**WHAT IS EXPECTED:**
The records below are to be restated word for word; their pictures are not.

Stored dataset items:
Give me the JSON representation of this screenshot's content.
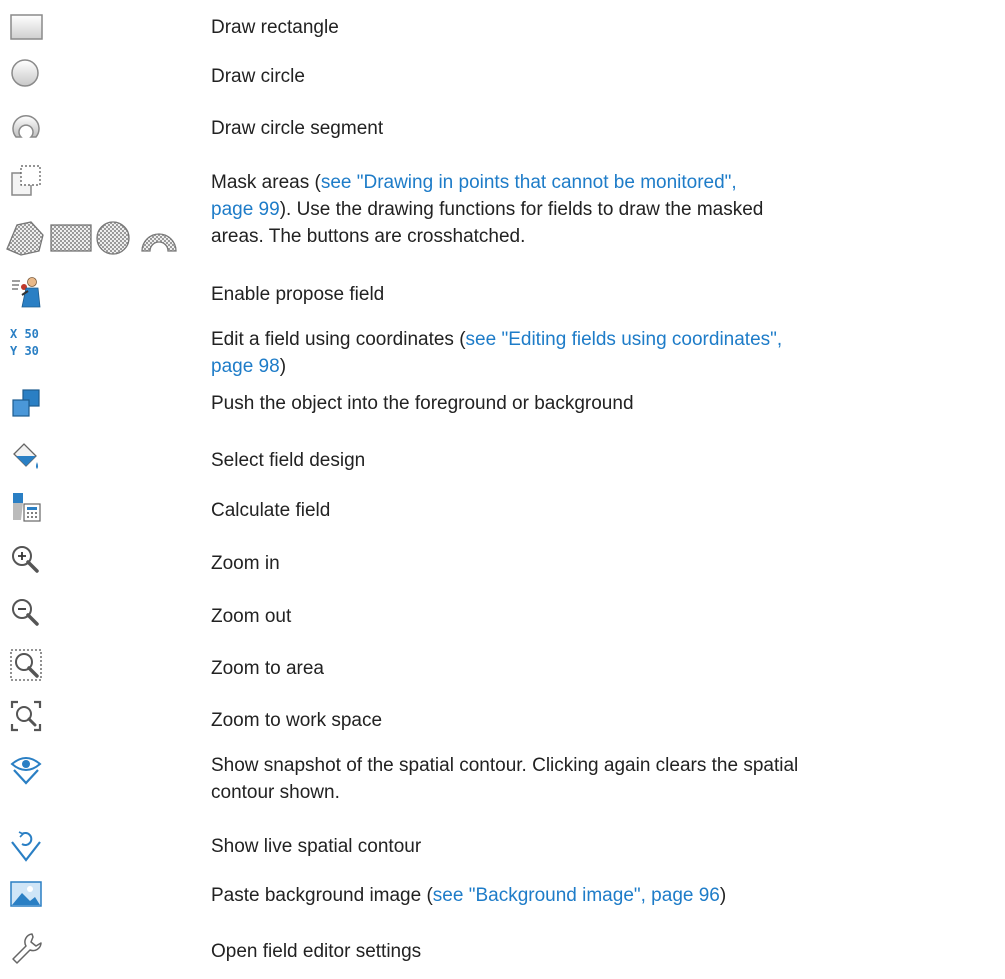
{
  "colors": {
    "link": "#1e7cc8",
    "text": "#222222",
    "icon_blue": "#2a7fc4"
  },
  "rows": [
    {
      "icon": "draw-rectangle-icon",
      "text": "Draw rectangle"
    },
    {
      "icon": "draw-circle-icon",
      "text": "Draw circle"
    },
    {
      "icon": "draw-circle-segment-icon",
      "text": "Draw circle segment"
    },
    {
      "icon": "mask-areas-icon",
      "text_before": "Mask areas (",
      "link1": "see \"Drawing in points that cannot be monitored\",",
      "link2": "page 99",
      "text_after": "). Use the drawing functions for fields to draw the masked",
      "line3": "areas. The buttons are crosshatched."
    },
    {
      "icon": "enable-propose-field-icon",
      "text": "Enable propose field"
    },
    {
      "icon": "edit-coordinates-icon",
      "text_before": "Edit a field using coordinates (",
      "link1": "see \"Editing fields using coordinates\",",
      "link2": "page 98",
      "text_after": ")",
      "icon_x_label": "X 50",
      "icon_y_label": "Y 30"
    },
    {
      "icon": "bring-to-front-icon",
      "text": "Push the object into the foreground or background"
    },
    {
      "icon": "fill-bucket-icon",
      "text": "Select field design"
    },
    {
      "icon": "calculate-field-icon",
      "text": "Calculate field"
    },
    {
      "icon": "zoom-in-icon",
      "text": "Zoom in"
    },
    {
      "icon": "zoom-out-icon",
      "text": "Zoom out"
    },
    {
      "icon": "zoom-area-icon",
      "text": "Zoom to area"
    },
    {
      "icon": "zoom-workspace-icon",
      "text": "Zoom to work space"
    },
    {
      "icon": "spatial-contour-snapshot-icon",
      "line1": "Show snapshot of the spatial contour. Clicking again clears the spatial",
      "line2": "contour shown."
    },
    {
      "icon": "live-spatial-contour-icon",
      "text": "Show live spatial contour"
    },
    {
      "icon": "background-image-icon",
      "text_before": "Paste background image (",
      "link": "see \"Background image\", page 96",
      "text_after": ")"
    },
    {
      "icon": "wrench-icon",
      "text": "Open field editor settings"
    }
  ]
}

**PROBLEM SOLUTION:**
Give me the JSON representation of this screenshot's content.
{
  "colors": {
    "link": "#1e7cc8",
    "text": "#222222",
    "icon_blue": "#2a7fc4"
  },
  "rows": [
    {
      "icon": "draw-rectangle-icon",
      "text": "Draw rectangle"
    },
    {
      "icon": "draw-circle-icon",
      "text": "Draw circle"
    },
    {
      "icon": "draw-circle-segment-icon",
      "text": "Draw circle segment"
    },
    {
      "icon": "mask-areas-icon",
      "text_before": "Mask areas (",
      "link1": "see \"Drawing in points that cannot be monitored\",",
      "link2": "page 99",
      "text_after": "). Use the drawing functions for fields to draw the masked",
      "line3": "areas. The buttons are crosshatched."
    },
    {
      "icon": "enable-propose-field-icon",
      "text": "Enable propose field"
    },
    {
      "icon": "edit-coordinates-icon",
      "text_before": "Edit a field using coordinates (",
      "link1": "see \"Editing fields using coordinates\",",
      "link2": "page 98",
      "text_after": ")",
      "icon_x_label": "X 50",
      "icon_y_label": "Y 30"
    },
    {
      "icon": "bring-to-front-icon",
      "text": "Push the object into the foreground or background"
    },
    {
      "icon": "fill-bucket-icon",
      "text": "Select field design"
    },
    {
      "icon": "calculate-field-icon",
      "text": "Calculate field"
    },
    {
      "icon": "zoom-in-icon",
      "text": "Zoom in"
    },
    {
      "icon": "zoom-out-icon",
      "text": "Zoom out"
    },
    {
      "icon": "zoom-area-icon",
      "text": "Zoom to area"
    },
    {
      "icon": "zoom-workspace-icon",
      "text": "Zoom to work space"
    },
    {
      "icon": "spatial-contour-snapshot-icon",
      "line1": "Show snapshot of the spatial contour. Clicking again clears the spatial",
      "line2": "contour shown."
    },
    {
      "icon": "live-spatial-contour-icon",
      "text": "Show live spatial contour"
    },
    {
      "icon": "background-image-icon",
      "text_before": "Paste background image (",
      "link": "see \"Background image\", page 96",
      "text_after": ")"
    },
    {
      "icon": "wrench-icon",
      "text": "Open field editor settings"
    }
  ]
}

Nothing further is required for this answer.